The view from the city's electronic music scene.
Every city has boundaries, but those of Paris, demarcated by the Peripherique ring road, are firmer than most.
Real estate prices in the French capital have more than doubled in the last 15 years. Yet particularly compared to its geographically expanding counterparts in New York and London, the city's arts scene has floundered, obstinately, within the city lines. The gentrification of the center city is so thorough -- and so stifling -- that critics have proclaimed that Paris has, after more than a century of cultural supremacy, lost its edge.
A group of electronic music promoters is trying to change that. In an effort to find large, affordable space to work and play, they have looked beyond the Peripherique. Like young people in Bushwick or Shoreditch, they are heading to neighborhoods that weren't on the map a generation before.
A new Real Scenes film from electronic music magazine Resident Advisor -- the group has previously made films on Berlin and Detroit -- chronicles their efforts to breathe new life into a scene that was all but dead a few years ago, despite a history of nurturing groups like Daft Punk, Justice and Phoenix.
The question in Paris is why it took so long. Physically, the city is quite small. Excluding the two border parks, the Bois de Boulogne and the Bois de Vincennes, the French capital has the exact area of Manhattan: 34 square miles.
“People are starting to think about moving their studios and workshops outside of Paris," Anatole Maggiar, of Sira / Mad agency, says in the film. "It's kind of like an iron curtain. Parisians never go further than the Peri. But it’s gently changing."
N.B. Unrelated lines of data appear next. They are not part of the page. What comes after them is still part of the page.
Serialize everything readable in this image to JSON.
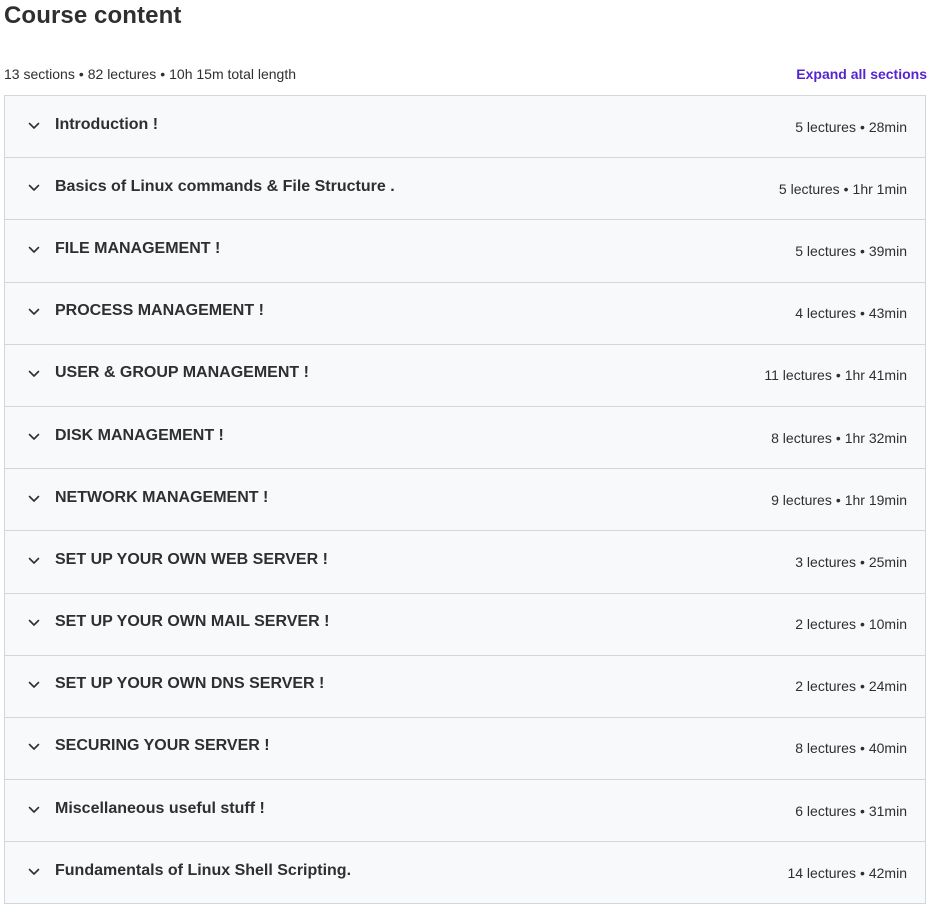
{
  "header": {
    "title": "Course content",
    "summary_sections": "13 sections",
    "summary_lectures": "82 lectures",
    "summary_length": "10h 15m total length",
    "expand_all_label": "Expand all sections",
    "accent_color": "#5624d0"
  },
  "icons": {
    "section_toggle": "chevron-down-icon"
  },
  "sections": [
    {
      "title": "Introduction !",
      "lectures": "5 lectures",
      "duration": "28min"
    },
    {
      "title": "Basics of Linux commands & File Structure .",
      "lectures": "5 lectures",
      "duration": "1hr 1min"
    },
    {
      "title": "FILE MANAGEMENT !",
      "lectures": "5 lectures",
      "duration": "39min"
    },
    {
      "title": "PROCESS MANAGEMENT !",
      "lectures": "4 lectures",
      "duration": "43min"
    },
    {
      "title": "USER & GROUP MANAGEMENT !",
      "lectures": "11 lectures",
      "duration": "1hr 41min"
    },
    {
      "title": "DISK MANAGEMENT !",
      "lectures": "8 lectures",
      "duration": "1hr 32min"
    },
    {
      "title": "NETWORK MANAGEMENT !",
      "lectures": "9 lectures",
      "duration": "1hr 19min"
    },
    {
      "title": "SET UP YOUR OWN WEB SERVER !",
      "lectures": "3 lectures",
      "duration": "25min"
    },
    {
      "title": "SET UP YOUR OWN MAIL SERVER !",
      "lectures": "2 lectures",
      "duration": "10min"
    },
    {
      "title": "SET UP YOUR OWN DNS SERVER !",
      "lectures": "2 lectures",
      "duration": "24min"
    },
    {
      "title": "SECURING YOUR SERVER !",
      "lectures": "8 lectures",
      "duration": "40min"
    },
    {
      "title": "Miscellaneous useful stuff !",
      "lectures": "6 lectures",
      "duration": "31min"
    },
    {
      "title": "Fundamentals of Linux Shell Scripting.",
      "lectures": "14 lectures",
      "duration": "42min"
    }
  ]
}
He and others are convinced that extra muros is the place to be. The regional government is busy increasing transport connectivity in the banlieue; the ambitious suburban network of tram lines opened dozens of new stations last year. The T3 lines that will soon encircle the city have the potential to integrate the land beyond the ring road in the 21st century the same way the elevated metro (lines 2 and 6) did for the outer arrondissements in the 20th.
If Parisians start following their ears, that is. "The Paris scene is very elitist," says Jeremie Feinblatt of Die Nacht. "Usually you go someplace and there's a bouncer who says if you can come in. We're the other way around. If you're aware of the party then come. If you don't know where it is, then you're not curious to know about these alternative events."
HT: The Urbanophile.
Top image: A man cycles past the sculpture "Irma?s White Head, 2008" by Spanish artist Jaume Plensa displayed on the Place Vendome in Paris. (Jacky Naegelen/Reuters)